True, I have no head for numbers, but now I wonder if it was not Math itself I failed to learn, but when and how to apply it, and—most importantly—what it’s supposed to mean. My grandfather’s deterministic formula, for instance, is less about multiplication than it is our deep fear of failure, our desire to keep learning or get stuck forever in that stuffy, booze fumy Subaru, Beast of Burden having turned into an insidious round of questions to a lover who’s spurned you (Ain’t I tough enough? Rough enough? Rich enough?) repeating itself in ourselves and others in illustration of the concept of infinity, which old Sarge certainly covered while we stared out the window and smoked.

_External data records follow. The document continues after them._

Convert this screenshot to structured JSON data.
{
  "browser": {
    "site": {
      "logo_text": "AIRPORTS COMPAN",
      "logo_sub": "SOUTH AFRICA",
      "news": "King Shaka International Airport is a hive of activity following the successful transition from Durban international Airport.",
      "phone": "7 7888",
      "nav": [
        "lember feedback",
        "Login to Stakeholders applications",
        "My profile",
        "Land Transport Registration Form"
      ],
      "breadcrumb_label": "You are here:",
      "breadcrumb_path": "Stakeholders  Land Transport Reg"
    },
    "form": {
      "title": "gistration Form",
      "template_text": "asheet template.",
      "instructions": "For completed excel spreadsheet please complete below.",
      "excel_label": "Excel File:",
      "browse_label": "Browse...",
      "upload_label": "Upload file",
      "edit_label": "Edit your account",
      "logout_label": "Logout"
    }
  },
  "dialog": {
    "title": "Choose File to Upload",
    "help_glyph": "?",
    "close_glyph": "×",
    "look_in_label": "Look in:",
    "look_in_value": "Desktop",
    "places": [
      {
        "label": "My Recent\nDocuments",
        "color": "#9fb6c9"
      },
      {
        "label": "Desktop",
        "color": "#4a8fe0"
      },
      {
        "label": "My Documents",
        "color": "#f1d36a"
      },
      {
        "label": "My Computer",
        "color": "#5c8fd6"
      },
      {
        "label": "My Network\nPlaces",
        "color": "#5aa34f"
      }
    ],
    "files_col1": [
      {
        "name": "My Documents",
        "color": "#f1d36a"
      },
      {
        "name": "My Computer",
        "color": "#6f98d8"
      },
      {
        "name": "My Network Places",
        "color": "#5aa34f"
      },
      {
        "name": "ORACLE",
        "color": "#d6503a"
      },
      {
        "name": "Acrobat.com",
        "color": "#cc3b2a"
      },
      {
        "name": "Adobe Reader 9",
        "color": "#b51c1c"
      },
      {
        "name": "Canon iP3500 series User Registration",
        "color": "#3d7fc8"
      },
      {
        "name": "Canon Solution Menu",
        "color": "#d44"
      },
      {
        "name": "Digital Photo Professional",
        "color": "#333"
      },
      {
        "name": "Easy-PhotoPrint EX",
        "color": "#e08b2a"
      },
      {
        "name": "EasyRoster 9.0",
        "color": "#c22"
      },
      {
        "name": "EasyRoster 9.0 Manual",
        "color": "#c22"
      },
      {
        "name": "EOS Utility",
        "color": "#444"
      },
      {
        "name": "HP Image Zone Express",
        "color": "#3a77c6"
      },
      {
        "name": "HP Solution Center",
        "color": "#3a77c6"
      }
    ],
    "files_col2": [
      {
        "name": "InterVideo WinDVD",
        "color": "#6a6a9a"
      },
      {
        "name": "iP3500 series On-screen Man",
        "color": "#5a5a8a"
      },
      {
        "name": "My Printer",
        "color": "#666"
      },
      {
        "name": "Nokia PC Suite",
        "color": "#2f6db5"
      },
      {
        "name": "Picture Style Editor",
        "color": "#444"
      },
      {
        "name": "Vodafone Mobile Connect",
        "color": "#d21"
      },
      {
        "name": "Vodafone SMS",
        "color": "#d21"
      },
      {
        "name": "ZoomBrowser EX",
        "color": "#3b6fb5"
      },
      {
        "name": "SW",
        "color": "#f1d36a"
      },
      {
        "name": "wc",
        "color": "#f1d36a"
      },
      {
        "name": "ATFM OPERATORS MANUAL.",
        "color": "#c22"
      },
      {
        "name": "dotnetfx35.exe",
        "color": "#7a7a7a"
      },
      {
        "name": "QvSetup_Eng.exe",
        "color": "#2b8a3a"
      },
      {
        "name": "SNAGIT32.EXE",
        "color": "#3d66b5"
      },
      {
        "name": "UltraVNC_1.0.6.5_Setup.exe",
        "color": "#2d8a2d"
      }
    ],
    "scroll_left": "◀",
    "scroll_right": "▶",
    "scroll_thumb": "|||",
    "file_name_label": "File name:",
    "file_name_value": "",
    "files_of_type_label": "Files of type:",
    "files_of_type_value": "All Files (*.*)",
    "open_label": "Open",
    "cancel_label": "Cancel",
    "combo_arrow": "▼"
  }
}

MICHAEL PARKER is the author of five novels—Hello Down There, a New York Times Notable Book and finalist for the PEN/Hemingway prize; Towns without Rivers; Virginia Lovers; If You Want Me to Stay; and The Watery Part of the World—and two collections of stories, The Geographical Cure and Don't Make Me Stop Now. His work has appeared in many magazines including Shenandoah, Oxford American, The Georgia Review, and Five Points and has been anthologized in Pushcart Prize, Prize Stories: The O. Henry Awards, and New Stories from the South. He has received fellowships from the North Carolina Arts Council and the National Endowment for the Arts.